The campaign will target both small and large farms nationwide.

The inspections come as 22 of the 191 farm fatalities recorded over the past 10 years resulted from incidents involving working at a height, including two fatalities so far this year.

HSA inspectors will be reminding farmers of the risks involved in any work at height and advising the use of appropriate machinery over these inspections.


“A fall from a height can lead to a very serious life-changing injury or even death. Taking shortcuts or carrying out work without due regard to the risks involved is not an option for any person working at height on a farm,” said the HSA’s senior inspector for agriculture Pat Griffin.

“Unfortunately, there have been 22 fatalities in the last 10 years relating to working at height on farms. These can all be prevented by planning the work and taking the right precautions.”

Falls from ladders, unprotected roof edges and falls through fragile roof materials are among the main risks identified by the authority for those working at heights on-farm.

Hazardous conditions

“Storms and changes in weather means there can be more hazardous conditions for carrying out work at height, particularly when carrying out repairs on farm buildings,” Griffin continued.

“We advise farmers to plan ahead and make sure that work at height is only carried out using the proper equipment and with protective measures in place.

“This can be done by carrying out the risk assessment in our information sheet to identify all of the hazards, especially when working to repair fragile roofs.
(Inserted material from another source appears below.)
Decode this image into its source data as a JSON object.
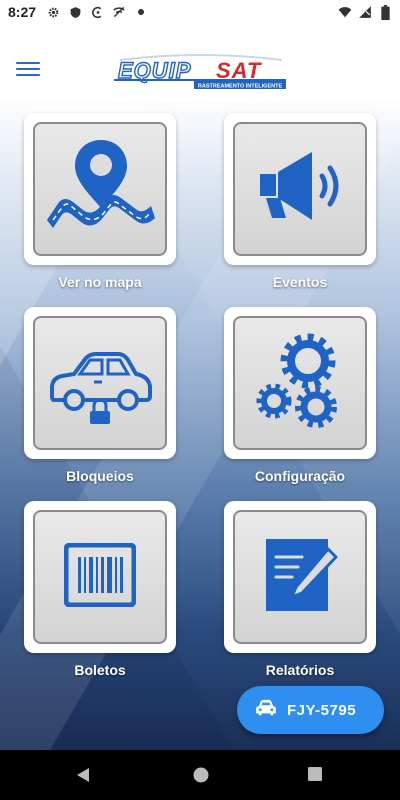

Falls from heights are preventable, so don’t take the risk.”

Assessing risk

Risk factors which must be assessed before work commences on farm roofs may include whether there have been any previous repairs which could have weakened the roof, the possibility of roof sheeting deteriorating with age and roof lights which may have become brittle and are difficult to see when covered with paint or moss.

The HSA also advised that farmers should consider employing a competent contractor with the right equipment to carry out work at a height safely.

Farmers and duty holders carrying out maintenance on a shed or other farm structure should note that maintenance is considered construction work under which falls extensive legal requirements on health and safety.